[Dataset rows describing interfaces]
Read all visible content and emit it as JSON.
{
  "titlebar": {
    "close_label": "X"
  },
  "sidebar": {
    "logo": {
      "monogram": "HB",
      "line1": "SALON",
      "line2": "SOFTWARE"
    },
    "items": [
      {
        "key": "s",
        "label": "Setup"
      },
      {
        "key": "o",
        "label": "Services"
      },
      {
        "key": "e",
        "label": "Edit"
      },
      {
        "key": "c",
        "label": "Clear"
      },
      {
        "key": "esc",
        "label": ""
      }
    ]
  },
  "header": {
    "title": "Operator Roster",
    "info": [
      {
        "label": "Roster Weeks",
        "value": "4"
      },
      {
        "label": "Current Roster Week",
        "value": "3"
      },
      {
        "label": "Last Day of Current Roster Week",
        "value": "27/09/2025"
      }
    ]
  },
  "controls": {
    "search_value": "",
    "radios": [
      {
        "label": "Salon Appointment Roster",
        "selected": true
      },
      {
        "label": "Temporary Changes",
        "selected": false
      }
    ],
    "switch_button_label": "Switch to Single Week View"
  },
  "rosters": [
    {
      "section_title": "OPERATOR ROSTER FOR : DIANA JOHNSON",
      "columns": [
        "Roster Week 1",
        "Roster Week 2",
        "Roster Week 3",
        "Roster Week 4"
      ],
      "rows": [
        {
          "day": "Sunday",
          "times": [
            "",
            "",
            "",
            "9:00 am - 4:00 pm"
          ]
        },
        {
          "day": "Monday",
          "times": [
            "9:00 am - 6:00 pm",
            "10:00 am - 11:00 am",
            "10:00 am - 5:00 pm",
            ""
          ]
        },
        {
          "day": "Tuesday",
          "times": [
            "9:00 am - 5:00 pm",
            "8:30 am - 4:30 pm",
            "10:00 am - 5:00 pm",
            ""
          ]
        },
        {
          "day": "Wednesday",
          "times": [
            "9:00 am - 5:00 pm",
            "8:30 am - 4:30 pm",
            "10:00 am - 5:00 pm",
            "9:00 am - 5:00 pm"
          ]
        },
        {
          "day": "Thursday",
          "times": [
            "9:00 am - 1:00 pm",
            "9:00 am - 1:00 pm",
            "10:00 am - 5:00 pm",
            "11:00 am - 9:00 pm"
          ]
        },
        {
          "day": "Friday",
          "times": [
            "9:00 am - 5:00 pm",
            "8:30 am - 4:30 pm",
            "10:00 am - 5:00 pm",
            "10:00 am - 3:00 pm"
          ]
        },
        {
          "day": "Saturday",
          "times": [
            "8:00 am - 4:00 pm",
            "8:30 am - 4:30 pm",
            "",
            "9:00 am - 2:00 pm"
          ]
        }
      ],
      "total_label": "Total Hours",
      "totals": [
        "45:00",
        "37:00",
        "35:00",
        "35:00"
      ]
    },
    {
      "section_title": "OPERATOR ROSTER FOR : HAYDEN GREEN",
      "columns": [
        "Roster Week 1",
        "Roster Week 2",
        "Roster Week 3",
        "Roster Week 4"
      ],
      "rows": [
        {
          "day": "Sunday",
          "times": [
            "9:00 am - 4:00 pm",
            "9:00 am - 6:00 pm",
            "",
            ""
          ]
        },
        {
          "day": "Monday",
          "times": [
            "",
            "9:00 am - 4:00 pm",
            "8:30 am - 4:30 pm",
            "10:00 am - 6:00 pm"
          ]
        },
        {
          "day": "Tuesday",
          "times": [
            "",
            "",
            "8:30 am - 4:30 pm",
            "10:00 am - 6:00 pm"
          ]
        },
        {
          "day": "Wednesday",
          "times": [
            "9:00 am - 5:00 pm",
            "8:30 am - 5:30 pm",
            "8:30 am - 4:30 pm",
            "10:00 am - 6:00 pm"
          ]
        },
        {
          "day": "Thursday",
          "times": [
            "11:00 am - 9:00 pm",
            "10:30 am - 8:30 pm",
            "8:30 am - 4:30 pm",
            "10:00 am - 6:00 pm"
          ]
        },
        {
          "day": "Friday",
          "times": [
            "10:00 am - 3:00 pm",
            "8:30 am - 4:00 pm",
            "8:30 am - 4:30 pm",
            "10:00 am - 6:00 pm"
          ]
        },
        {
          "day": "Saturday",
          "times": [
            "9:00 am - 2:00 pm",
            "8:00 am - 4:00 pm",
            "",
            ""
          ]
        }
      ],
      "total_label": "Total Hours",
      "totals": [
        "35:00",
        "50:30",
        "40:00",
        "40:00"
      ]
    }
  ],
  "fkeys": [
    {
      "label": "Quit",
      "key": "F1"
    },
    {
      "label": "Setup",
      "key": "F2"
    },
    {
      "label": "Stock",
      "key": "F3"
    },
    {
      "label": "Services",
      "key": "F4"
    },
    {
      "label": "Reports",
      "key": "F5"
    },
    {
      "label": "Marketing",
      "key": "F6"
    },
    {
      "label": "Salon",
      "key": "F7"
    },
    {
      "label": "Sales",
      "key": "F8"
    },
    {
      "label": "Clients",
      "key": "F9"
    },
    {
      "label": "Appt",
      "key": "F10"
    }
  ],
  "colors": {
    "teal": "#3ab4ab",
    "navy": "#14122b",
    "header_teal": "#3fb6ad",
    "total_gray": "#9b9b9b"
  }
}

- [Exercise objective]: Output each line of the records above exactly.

- [Your solution]:
Read all visible content and emit it as JSON.
{
  "titlebar": {
    "close_label": "X"
  },
  "sidebar": {
    "logo": {
      "monogram": "HB",
      "line1": "SALON",
      "line2": "SOFTWARE"
    },
    "items": [
      {
        "key": "s",
        "label": "Setup"
      },
      {
        "key": "o",
        "label": "Services"
      },
      {
        "key": "e",
        "label": "Edit"
      },
      {
        "key": "c",
        "label": "Clear"
      },
      {
        "key": "esc",
        "label": ""
      }
    ]
  },
  "header": {
    "title": "Operator Roster",
    "info": [
      {
        "label": "Roster Weeks",
        "value": "4"
      },
      {
        "label": "Current Roster Week",
        "value": "3"
      },
      {
        "label": "Last Day of Current Roster Week",
        "value": "27/09/2025"
      }
    ]
  },
  "controls": {
    "search_value": "",
    "radios": [
      {
        "label": "Salon Appointment Roster",
        "selected": true
      },
      {
        "label": "Temporary Changes",
        "selected": false
      }
    ],
    "switch_button_label": "Switch to Single Week View"
  },
  "rosters": [
    {
      "section_title": "OPERATOR ROSTER FOR : DIANA JOHNSON",
      "columns": [
        "Roster Week 1",
        "Roster Week 2",
        "Roster Week 3",
        "Roster Week 4"
      ],
      "rows": [
        {
          "day": "Sunday",
          "times": [
            "",
            "",
            "",
            "9:00 am - 4:00 pm"
          ]
        },
        {
          "day": "Monday",
          "times": [
            "9:00 am - 6:00 pm",
            "10:00 am - 11:00 am",
            "10:00 am - 5:00 pm",
            ""
          ]
        },
        {
          "day": "Tuesday",
          "times": [
            "9:00 am - 5:00 pm",
            "8:30 am - 4:30 pm",
            "10:00 am - 5:00 pm",
            ""
          ]
        },
        {
          "day": "Wednesday",
          "times": [
            "9:00 am - 5:00 pm",
            "8:30 am - 4:30 pm",
            "10:00 am - 5:00 pm",
            "9:00 am - 5:00 pm"
          ]
        },
        {
          "day": "Thursday",
          "times": [
            "9:00 am - 1:00 pm",
            "9:00 am - 1:00 pm",
            "10:00 am - 5:00 pm",
            "11:00 am - 9:00 pm"
          ]
        },
        {
          "day": "Friday",
          "times": [
            "9:00 am - 5:00 pm",
            "8:30 am - 4:30 pm",
            "10:00 am - 5:00 pm",
            "10:00 am - 3:00 pm"
          ]
        },
        {
          "day": "Saturday",
          "times": [
            "8:00 am - 4:00 pm",
            "8:30 am - 4:30 pm",
            "",
            "9:00 am - 2:00 pm"
          ]
        }
      ],
      "total_label": "Total Hours",
      "totals": [
        "45:00",
        "37:00",
        "35:00",
        "35:00"
      ]
    },
    {
      "section_title": "OPERATOR ROSTER FOR : HAYDEN GREEN",
      "columns": [
        "Roster Week 1",
        "Roster Week 2",
        "Roster Week 3",
        "Roster Week 4"
      ],
      "rows": [
        {
          "day": "Sunday",
          "times": [
            "9:00 am - 4:00 pm",
            "9:00 am - 6:00 pm",
            "",
            ""
          ]
        },
        {
          "day": "Monday",
          "times": [
            "",
            "9:00 am - 4:00 pm",
            "8:30 am - 4:30 pm",
            "10:00 am - 6:00 pm"
          ]
        },
        {
          "day": "Tuesday",
          "times": [
            "",
            "",
            "8:30 am - 4:30 pm",
            "10:00 am - 6:00 pm"
          ]
        },
        {
          "day": "Wednesday",
          "times": [
            "9:00 am - 5:00 pm",
            "8:30 am - 5:30 pm",
            "8:30 am - 4:30 pm",
            "10:00 am - 6:00 pm"
          ]
        },
        {
          "day": "Thursday",
          "times": [
            "11:00 am - 9:00 pm",
            "10:30 am - 8:30 pm",
            "8:30 am - 4:30 pm",
            "10:00 am - 6:00 pm"
          ]
        },
        {
          "day": "Friday",
          "times": [
            "10:00 am - 3:00 pm",
            "8:30 am - 4:00 pm",
            "8:30 am - 4:30 pm",
            "10:00 am - 6:00 pm"
          ]
        },
        {
          "day": "Saturday",
          "times": [
            "9:00 am - 2:00 pm",
            "8:00 am - 4:00 pm",
            "",
            ""
          ]
        }
      ],
      "total_label": "Total Hours",
      "totals": [
        "35:00",
        "50:30",
        "40:00",
        "40:00"
      ]
    }
  ],
  "fkeys": [
    {
      "label": "Quit",
      "key": "F1"
    },
    {
      "label": "Setup",
      "key": "F2"
    },
    {
      "label": "Stock",
      "key": "F3"
    },
    {
      "label": "Services",
      "key": "F4"
    },
    {
      "label": "Reports",
      "key": "F5"
    },
    {
      "label": "Marketing",
      "key": "F6"
    },
    {
      "label": "Salon",
      "key": "F7"
    },
    {
      "label": "Sales",
      "key": "F8"
    },
    {
      "label": "Clients",
      "key": "F9"
    },
    {
      "label": "Appt",
      "key": "F10"
    }
  ],
  "colors": {
    "teal": "#3ab4ab",
    "navy": "#14122b",
    "header_teal": "#3fb6ad",
    "total_gray": "#9b9b9b"
  }
}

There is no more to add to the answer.